■ **Data to use**:

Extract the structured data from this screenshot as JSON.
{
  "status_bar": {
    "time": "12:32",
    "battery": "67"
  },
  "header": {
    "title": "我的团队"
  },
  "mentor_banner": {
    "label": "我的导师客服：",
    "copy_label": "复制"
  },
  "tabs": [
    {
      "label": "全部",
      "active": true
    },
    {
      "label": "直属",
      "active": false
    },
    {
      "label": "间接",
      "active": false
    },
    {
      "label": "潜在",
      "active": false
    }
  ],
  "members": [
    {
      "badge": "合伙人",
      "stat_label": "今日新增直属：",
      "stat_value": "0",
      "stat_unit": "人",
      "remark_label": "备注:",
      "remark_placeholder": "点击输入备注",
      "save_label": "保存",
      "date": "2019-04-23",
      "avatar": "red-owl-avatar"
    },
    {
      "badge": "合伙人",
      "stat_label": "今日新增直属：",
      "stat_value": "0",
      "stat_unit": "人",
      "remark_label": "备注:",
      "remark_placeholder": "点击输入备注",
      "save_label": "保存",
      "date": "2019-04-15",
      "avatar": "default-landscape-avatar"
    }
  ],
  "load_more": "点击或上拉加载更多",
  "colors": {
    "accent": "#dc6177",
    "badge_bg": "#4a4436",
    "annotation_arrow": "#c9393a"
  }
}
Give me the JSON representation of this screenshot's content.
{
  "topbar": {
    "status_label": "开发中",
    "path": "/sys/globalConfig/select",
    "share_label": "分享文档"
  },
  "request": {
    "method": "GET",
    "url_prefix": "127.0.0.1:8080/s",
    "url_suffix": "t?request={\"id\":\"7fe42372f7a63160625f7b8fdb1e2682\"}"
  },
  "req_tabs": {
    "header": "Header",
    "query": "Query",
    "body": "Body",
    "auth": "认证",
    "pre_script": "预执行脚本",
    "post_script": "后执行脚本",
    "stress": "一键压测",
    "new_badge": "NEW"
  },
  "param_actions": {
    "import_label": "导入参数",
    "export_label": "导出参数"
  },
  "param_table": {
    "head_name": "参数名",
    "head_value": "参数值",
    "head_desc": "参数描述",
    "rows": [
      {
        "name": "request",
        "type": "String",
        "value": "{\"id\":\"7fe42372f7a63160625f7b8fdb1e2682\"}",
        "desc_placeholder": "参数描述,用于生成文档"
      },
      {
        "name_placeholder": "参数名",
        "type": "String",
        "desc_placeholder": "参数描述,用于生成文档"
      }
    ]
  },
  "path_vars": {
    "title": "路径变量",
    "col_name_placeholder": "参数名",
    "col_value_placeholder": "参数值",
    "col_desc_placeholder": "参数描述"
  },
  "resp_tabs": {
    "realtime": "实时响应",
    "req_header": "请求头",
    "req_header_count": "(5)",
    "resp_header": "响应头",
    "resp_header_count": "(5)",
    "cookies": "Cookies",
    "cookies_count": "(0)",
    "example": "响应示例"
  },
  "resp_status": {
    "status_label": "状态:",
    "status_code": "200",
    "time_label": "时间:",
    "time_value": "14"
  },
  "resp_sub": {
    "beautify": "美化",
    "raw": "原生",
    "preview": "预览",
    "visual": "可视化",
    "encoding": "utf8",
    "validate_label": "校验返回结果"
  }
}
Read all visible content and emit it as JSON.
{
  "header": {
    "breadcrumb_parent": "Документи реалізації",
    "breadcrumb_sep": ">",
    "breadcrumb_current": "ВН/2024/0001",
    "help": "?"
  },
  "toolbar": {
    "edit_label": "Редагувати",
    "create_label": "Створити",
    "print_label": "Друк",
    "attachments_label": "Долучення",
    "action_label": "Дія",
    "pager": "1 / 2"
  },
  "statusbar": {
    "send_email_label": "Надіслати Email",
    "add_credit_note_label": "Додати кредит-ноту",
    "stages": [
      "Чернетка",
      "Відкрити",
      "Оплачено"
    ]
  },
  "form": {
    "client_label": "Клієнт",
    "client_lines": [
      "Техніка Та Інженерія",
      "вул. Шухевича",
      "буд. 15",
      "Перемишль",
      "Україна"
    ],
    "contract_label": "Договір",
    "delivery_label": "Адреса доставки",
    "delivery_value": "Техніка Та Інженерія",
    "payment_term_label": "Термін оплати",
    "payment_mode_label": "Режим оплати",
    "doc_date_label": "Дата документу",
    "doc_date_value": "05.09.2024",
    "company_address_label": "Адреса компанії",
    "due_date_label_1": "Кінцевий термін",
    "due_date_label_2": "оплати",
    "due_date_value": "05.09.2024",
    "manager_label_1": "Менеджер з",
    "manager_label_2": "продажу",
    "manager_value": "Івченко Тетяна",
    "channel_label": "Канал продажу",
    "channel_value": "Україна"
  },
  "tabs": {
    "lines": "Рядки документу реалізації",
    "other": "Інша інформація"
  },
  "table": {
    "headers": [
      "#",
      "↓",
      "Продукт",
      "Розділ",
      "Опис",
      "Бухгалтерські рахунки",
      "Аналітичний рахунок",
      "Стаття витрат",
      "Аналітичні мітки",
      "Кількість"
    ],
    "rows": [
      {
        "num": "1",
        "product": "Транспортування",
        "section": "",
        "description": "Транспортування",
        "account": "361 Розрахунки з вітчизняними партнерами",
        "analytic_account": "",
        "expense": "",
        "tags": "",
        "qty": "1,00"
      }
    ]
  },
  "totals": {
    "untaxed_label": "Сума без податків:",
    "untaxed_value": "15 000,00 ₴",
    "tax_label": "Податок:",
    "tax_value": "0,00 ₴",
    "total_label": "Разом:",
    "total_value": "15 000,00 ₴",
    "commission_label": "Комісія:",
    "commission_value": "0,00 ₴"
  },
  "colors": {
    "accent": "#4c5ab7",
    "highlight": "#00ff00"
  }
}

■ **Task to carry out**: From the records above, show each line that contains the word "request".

■ **Answer to this task**:
  "request": {
    "url_suffix": "t?request={\"id\":\"7fe42372f7a63160625f7b8fdb1e2682\"}"
        "name": "request",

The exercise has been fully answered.